■ **Task instructions**:
Copy each line below containing "results".

■ **Records for the exercise**:
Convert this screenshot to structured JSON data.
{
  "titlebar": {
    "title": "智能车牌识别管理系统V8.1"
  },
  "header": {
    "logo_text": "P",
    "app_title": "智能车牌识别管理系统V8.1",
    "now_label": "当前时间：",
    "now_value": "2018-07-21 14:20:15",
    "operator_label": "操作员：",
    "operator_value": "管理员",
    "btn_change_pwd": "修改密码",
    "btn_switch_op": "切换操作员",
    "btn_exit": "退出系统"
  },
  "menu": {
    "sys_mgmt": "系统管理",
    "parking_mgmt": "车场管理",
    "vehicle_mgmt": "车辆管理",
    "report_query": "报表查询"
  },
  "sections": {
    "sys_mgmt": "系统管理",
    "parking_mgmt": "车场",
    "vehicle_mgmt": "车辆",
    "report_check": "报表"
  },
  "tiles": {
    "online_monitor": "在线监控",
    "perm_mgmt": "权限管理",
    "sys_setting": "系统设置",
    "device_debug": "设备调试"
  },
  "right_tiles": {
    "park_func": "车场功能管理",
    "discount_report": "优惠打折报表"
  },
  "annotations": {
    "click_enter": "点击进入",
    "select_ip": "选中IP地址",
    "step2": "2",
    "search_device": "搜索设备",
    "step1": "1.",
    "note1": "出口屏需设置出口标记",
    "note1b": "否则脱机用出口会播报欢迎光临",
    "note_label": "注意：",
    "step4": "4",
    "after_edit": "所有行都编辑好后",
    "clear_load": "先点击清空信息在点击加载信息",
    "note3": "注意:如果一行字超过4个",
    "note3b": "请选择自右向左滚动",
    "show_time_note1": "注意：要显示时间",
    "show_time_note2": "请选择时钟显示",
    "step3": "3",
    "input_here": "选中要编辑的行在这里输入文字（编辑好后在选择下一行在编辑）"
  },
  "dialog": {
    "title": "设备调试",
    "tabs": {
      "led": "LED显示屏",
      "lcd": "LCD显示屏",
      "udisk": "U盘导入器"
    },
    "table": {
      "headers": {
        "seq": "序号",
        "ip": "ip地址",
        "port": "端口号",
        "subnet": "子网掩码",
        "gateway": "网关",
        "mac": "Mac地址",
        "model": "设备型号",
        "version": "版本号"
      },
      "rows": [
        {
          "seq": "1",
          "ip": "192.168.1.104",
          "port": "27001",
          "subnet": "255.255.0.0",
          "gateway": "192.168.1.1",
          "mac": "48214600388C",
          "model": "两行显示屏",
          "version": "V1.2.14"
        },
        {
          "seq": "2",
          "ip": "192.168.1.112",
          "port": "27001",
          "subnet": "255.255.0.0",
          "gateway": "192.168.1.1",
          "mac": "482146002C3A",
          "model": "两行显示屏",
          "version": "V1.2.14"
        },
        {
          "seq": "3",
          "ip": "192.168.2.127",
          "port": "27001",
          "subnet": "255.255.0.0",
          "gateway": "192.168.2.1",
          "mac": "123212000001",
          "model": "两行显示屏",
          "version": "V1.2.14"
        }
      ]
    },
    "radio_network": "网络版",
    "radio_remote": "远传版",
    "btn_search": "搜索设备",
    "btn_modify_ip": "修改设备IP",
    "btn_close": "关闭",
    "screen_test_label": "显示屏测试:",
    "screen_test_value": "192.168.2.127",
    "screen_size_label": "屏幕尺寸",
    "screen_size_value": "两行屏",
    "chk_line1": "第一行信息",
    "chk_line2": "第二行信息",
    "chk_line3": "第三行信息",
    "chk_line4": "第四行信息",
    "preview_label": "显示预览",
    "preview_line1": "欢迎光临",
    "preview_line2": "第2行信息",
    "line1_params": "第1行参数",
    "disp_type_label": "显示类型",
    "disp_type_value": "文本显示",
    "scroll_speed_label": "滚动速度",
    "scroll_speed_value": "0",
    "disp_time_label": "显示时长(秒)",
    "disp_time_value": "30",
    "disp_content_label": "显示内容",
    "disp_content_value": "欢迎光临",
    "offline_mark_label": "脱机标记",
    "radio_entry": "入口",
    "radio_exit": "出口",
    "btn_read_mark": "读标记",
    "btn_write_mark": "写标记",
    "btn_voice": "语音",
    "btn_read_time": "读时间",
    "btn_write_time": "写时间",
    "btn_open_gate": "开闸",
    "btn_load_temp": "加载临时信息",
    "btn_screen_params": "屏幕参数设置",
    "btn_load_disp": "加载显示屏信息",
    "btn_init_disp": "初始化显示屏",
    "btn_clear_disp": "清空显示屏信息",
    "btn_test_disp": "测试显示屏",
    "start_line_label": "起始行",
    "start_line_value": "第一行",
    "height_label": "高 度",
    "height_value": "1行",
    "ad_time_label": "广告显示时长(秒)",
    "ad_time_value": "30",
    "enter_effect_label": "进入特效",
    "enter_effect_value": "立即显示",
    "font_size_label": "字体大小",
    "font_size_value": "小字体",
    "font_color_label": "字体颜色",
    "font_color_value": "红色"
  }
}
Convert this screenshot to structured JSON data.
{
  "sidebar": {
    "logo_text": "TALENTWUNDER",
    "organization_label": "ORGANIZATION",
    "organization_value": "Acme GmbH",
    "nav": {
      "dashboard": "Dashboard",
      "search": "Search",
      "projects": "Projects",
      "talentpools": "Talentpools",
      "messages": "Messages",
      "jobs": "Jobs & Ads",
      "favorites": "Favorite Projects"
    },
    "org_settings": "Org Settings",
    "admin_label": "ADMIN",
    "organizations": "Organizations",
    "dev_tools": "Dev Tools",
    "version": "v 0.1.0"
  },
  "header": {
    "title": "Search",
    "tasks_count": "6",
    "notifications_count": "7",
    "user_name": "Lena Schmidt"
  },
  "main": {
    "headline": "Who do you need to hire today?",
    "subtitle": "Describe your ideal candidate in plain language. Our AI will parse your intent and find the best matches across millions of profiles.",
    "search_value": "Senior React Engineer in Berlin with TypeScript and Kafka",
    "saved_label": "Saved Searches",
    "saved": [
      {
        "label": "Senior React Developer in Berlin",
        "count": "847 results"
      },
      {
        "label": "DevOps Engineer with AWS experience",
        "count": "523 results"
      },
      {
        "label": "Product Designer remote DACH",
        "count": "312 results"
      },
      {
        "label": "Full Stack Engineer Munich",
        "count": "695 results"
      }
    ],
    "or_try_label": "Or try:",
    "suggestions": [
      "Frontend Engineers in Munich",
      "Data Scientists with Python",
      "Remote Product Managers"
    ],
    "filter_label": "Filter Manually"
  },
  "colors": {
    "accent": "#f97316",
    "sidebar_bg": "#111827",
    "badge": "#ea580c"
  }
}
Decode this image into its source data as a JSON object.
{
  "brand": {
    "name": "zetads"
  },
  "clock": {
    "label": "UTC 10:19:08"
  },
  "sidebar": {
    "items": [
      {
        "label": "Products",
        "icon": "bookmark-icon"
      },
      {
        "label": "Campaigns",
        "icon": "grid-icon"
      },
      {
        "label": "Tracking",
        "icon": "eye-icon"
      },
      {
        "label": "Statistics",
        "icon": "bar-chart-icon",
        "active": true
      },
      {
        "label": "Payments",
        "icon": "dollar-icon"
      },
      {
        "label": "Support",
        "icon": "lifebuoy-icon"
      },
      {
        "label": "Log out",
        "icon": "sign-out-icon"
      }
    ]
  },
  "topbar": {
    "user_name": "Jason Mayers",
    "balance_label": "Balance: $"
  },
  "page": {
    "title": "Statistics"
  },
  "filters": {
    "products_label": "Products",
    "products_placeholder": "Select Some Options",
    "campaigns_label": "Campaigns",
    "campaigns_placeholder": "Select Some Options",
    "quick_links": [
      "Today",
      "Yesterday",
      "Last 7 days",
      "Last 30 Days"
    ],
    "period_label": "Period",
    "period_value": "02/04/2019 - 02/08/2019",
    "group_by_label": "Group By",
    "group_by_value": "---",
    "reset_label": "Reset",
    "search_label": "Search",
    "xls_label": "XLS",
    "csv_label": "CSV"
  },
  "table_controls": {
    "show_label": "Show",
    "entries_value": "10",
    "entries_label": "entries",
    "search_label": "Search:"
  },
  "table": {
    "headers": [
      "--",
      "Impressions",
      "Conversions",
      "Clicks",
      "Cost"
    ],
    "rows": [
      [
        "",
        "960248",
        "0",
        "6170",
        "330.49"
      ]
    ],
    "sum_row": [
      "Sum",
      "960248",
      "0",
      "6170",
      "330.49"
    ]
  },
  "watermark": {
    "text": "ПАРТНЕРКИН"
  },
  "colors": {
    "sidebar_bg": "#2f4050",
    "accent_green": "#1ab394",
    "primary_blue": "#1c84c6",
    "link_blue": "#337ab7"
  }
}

■ **Result for this task**:
        "count": "847 results"
        "count": "523 results"
        "count": "312 results"
        "count": "695 results"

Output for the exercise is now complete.